For many investors, a high-performance fund is one that zooms ahead of the market. But what is the market?
As a pacesetter for their funds, investors often turn to the performance of a widely used index such as the Dow Jones Industrial Average – the average value of 30 large industrial stocks – or perhaps the S&P 500 index, which includes stocks from 500 leading companies in leading industries. However, these indices aren’t the market and may not be relevant for the individual investor.
Consider the S&P 500 index. Even though the equities are chosen to represent the U.S. economy, the list isn’t comprehensive. There are more than 5,000 stocks listed on the New York Stock Exchange and the S&P actually tracks only a small percentage of these.
Moreover, the S&P 500 is made up of essentially one asset class: large-capitalization companies. So, if your fund contains small-capitalization stocks, the S&P 500 might not be an accurate gauge of its performance.
In fact, the S&P 500 index isn’t always an accurate gauge even for funds that consist mainly of large-capitalization companies, because it isn’t equally weighted. The largest and often most popular stocks account for the majority of the index’s performance. These popular stocks have a weighting several hundred times that of the less popular stocks.
That doesn’t mean you should ignore the S&P 500 and other indices.

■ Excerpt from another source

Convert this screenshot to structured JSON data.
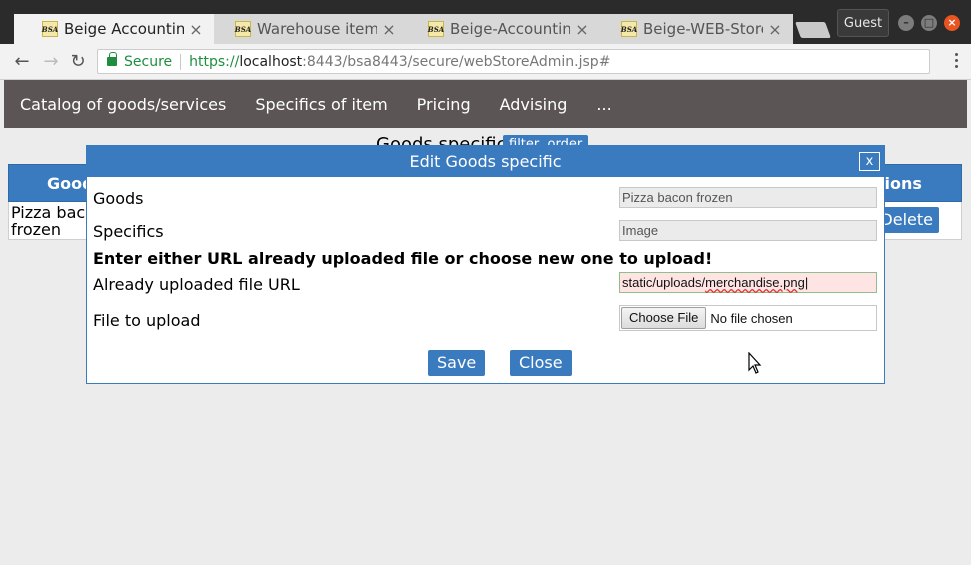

However, to use an index as a pacesetter, you might want to ascertain whether its securities are comparable to those in your fund’s portfolio.